### Records for this task
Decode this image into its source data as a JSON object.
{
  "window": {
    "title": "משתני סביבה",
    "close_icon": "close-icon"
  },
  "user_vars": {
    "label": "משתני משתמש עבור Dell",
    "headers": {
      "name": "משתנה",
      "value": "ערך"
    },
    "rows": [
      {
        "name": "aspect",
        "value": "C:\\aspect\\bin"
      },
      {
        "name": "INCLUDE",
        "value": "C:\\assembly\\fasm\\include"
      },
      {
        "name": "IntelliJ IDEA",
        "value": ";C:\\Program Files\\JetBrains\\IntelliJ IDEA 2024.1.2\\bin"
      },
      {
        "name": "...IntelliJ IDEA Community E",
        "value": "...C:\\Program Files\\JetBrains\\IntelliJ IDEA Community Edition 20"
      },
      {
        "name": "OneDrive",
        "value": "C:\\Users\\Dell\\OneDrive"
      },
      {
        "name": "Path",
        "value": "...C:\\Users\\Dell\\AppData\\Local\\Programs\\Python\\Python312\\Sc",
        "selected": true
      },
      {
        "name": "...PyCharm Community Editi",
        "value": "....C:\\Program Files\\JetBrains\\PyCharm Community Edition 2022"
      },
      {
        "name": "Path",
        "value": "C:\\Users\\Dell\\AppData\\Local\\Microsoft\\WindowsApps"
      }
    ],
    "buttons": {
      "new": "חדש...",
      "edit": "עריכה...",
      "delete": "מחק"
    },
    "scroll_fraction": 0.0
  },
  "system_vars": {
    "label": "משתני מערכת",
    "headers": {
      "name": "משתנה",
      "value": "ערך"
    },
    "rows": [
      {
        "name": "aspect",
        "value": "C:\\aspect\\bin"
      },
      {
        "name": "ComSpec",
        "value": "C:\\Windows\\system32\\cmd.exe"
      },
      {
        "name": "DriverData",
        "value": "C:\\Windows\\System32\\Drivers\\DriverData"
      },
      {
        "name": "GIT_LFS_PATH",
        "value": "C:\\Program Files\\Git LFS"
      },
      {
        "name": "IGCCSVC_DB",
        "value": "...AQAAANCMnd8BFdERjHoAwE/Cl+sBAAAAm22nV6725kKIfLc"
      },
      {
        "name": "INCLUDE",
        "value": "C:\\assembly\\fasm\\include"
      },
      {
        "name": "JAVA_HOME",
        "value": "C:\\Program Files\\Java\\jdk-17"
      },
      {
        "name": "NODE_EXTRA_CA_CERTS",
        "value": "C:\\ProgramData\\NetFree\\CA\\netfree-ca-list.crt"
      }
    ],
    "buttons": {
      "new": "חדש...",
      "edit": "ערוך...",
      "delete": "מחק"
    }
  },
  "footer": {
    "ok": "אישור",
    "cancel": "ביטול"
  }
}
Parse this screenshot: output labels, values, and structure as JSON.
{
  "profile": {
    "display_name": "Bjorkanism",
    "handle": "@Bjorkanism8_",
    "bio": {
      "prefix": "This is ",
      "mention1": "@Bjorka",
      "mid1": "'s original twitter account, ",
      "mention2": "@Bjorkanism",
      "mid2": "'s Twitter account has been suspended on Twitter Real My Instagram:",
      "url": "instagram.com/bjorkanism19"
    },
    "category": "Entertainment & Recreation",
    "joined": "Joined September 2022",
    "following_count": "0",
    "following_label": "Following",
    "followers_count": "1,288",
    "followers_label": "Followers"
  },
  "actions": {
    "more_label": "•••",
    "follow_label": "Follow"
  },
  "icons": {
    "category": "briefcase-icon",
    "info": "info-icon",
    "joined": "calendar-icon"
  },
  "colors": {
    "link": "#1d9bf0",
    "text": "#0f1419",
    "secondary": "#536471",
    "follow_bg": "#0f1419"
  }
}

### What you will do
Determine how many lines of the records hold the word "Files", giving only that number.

### Written solution
5